in the same proceedings with all the offences.
Ngibuini V Republic.
12. Where offences are not founded on the same facts, or do not
form part of a series of the same or similar character are
charged in the same charge sheet or information, the same
will be ruled improper as it amounts to misjoinder.
13. The appellant was convicted of one count for obtaining money
by false pretenses, and on another of giving false information.
The Court of Appeal held that it was doubtful whether the
charge in respect to the false report could be said to have
been founded on the same facts as the other charge and that
it might, therefore, have been more properly made the subject
matter of a separate trial.
Republic v Gulamhussein Jetha.

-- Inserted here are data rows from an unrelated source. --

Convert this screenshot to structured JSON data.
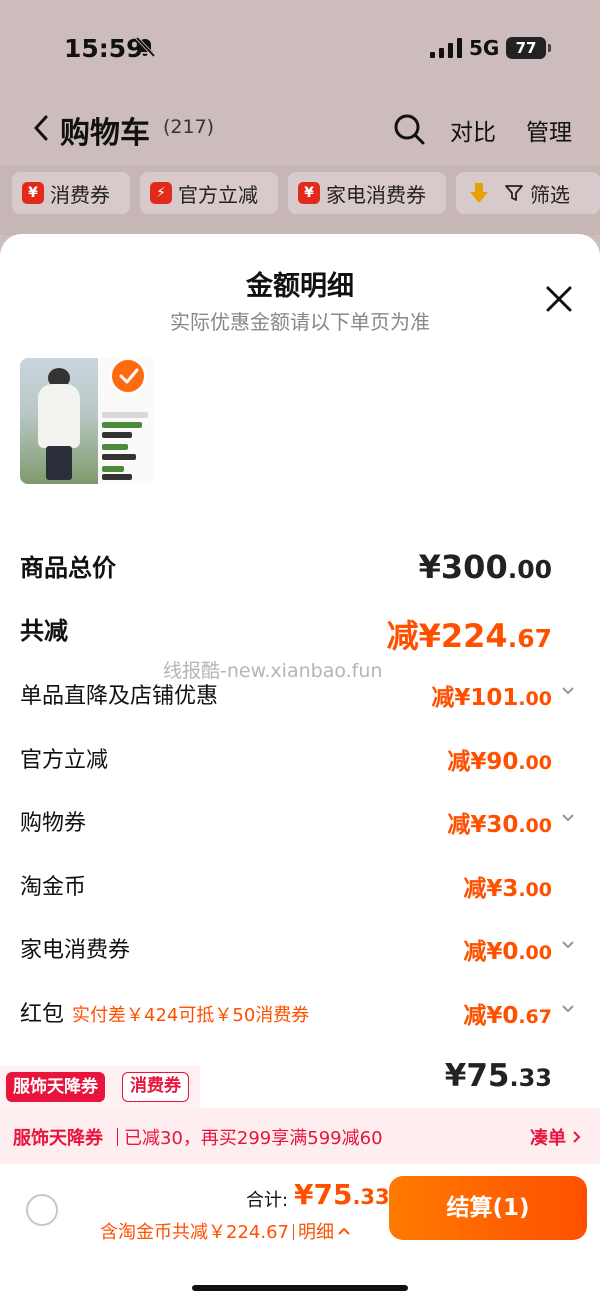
{
  "status_bar": {
    "time": "15:59",
    "network": "5G",
    "battery": "77"
  },
  "navbar": {
    "title": "购物车",
    "count": "(217)",
    "compare": "对比",
    "manage": "管理"
  },
  "filters": [
    {
      "label": "消费券",
      "icon": "¥"
    },
    {
      "label": "官方立减",
      "icon": "⚡"
    },
    {
      "label": "家电消费券",
      "icon": "¥"
    },
    {
      "label": "筛选"
    }
  ],
  "sheet": {
    "title": "金额明细",
    "subtitle": "实际优惠金额请以下单页为准",
    "watermark": "线报酷-new.xianbao.fun",
    "product_total": {
      "label": "商品总价",
      "int": "¥300",
      "dec": ".00"
    },
    "total_discount": {
      "label": "共减",
      "int": "减¥224",
      "dec": ".67"
    },
    "items": [
      {
        "label": "单品直降及店铺优惠",
        "int": "减¥101",
        "dec": ".00",
        "has_chevron": true
      },
      {
        "label": "官方立减",
        "int": "减¥90",
        "dec": ".00",
        "has_chevron": false
      },
      {
        "label": "购物券",
        "int": "减¥30",
        "dec": ".00",
        "has_chevron": true
      },
      {
        "label": "淘金币",
        "int": "减¥3",
        "dec": ".00",
        "has_chevron": false
      },
      {
        "label": "家电消费券",
        "int": "减¥0",
        "dec": ".00",
        "has_chevron": true
      },
      {
        "label": "红包",
        "sub": "实付差￥424可抵￥50消费券",
        "int": "减¥0",
        "dec": ".67",
        "has_chevron": true
      }
    ],
    "total": {
      "label": "合计",
      "int": "¥75",
      "dec": ".33"
    }
  },
  "promo": {
    "tag1": "服饰天降券",
    "tag2": "消费券",
    "name": "服饰天降券",
    "text": "已减30，再买299享满599减60",
    "action": "凑单"
  },
  "checkout": {
    "sum_label": "合计:",
    "sum_int": "¥75",
    "sum_dec": ".33",
    "detail_text": "含淘金币共减￥224.67",
    "detail_link": "明细",
    "button": "结算(1)"
  },
  "colors": {
    "accent": "#ff5000",
    "promo_red": "#e8143c"
  }
}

14. The appellant was charged on 3 counts; wounding X with an
intent to cause grievous bodily harm, malicious damage to
property and obstructing a police officer in the course of his

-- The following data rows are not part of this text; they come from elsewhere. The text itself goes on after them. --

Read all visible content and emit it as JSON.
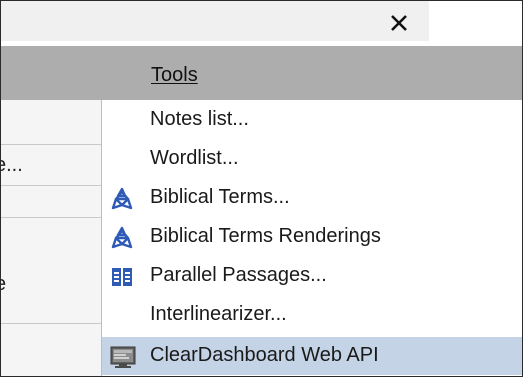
{
  "window": {
    "close_glyph": "✕"
  },
  "menubar": {
    "tools_label": "Tools"
  },
  "background": {
    "fragments": [
      "e...",
      "e"
    ]
  },
  "menu": {
    "items": [
      {
        "label": "Notes list...",
        "icon": "none"
      },
      {
        "label": "Wordlist...",
        "icon": "none"
      },
      {
        "label": "Biblical Terms...",
        "icon": "biblical-terms-icon"
      },
      {
        "label": "Biblical Terms Renderings",
        "icon": "biblical-terms-renderings-icon"
      },
      {
        "label": "Parallel Passages...",
        "icon": "parallel-passages-icon"
      },
      {
        "label": "Interlinearizer...",
        "icon": "none"
      },
      {
        "label": "ClearDashboard Web API",
        "icon": "monitor-icon",
        "selected": true
      }
    ]
  },
  "colors": {
    "menu_header_bg": "#adadad",
    "selected_item_bg": "#c4d3e6",
    "icon_blue": "#2f5bb7"
  }
}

The first count contain no words to indicate that the alleged
wounding with intent was in any way connected with the third
count of attempting to resist the arrest.
It is clear from the evidence that the 3 offences occurred in a
series of attempts to resist arrest. This however was not clear
from the charges.
The C.O.A considered that the third count was wrongly
included in the charge, hence a misjoinder.
Joseph V Republic.
15. This refers to the joining or charging together of two or more accused
persons within the same charge or information and trying them together
within the same proceedings.
As per section 136 of the Criminal Procedure Code, the following are
persons that may be so joined.
a) Person accused of an offence committed in the course of the same
b) Persons accused of an offence and persons accused of abatement, or
of an attempt t commit the said offence.
c) Persons accused of two or more offences of the same kind committed
jointly within a period of 12 months.
d) Persons accused of different offences committed in the course of the
e) Persons charged with offences relating to theft or fraudulent
acquisition of property between whom possession or retention of the
said property has been transferred.
f) Persons accused of an offence relating to counterfeit coin, or of
abetment or attempting to commit any such offence.
Joinder Of Persons.
16. Some herdsmen were convicted of contravening the Disease of
Animals Ordinance prohibiting the movement of cattle in a
proclaimed area. It was held that to try five persons together
for different offences committed at different times and places
is an irregularity vitiating the trial.
Republic v Ndungi and others.
17. It was held that two persons accused of raping two different
women separately albeit at about the same time and place
could not be tried at the same trial, the transaction not being
Republic V Hassan Saleh and
18. The three appellants faced separate counts of stealing by
servant in one charge sheet.
The particulars stated that the offences were committed on
separate dates. The items alleged to have been stolen were
The y were not charged as having a common intention.
They appealed against their convictions and sentences.
It was held that a joint charge against several accused
persons alleged to have committed separate offences on
different dates amounts to misjoinder and such aa charge is
defective. There should have been a separate charge for each
person and separate count for each alleged offence committed
on a different date.
Malebe V Republic.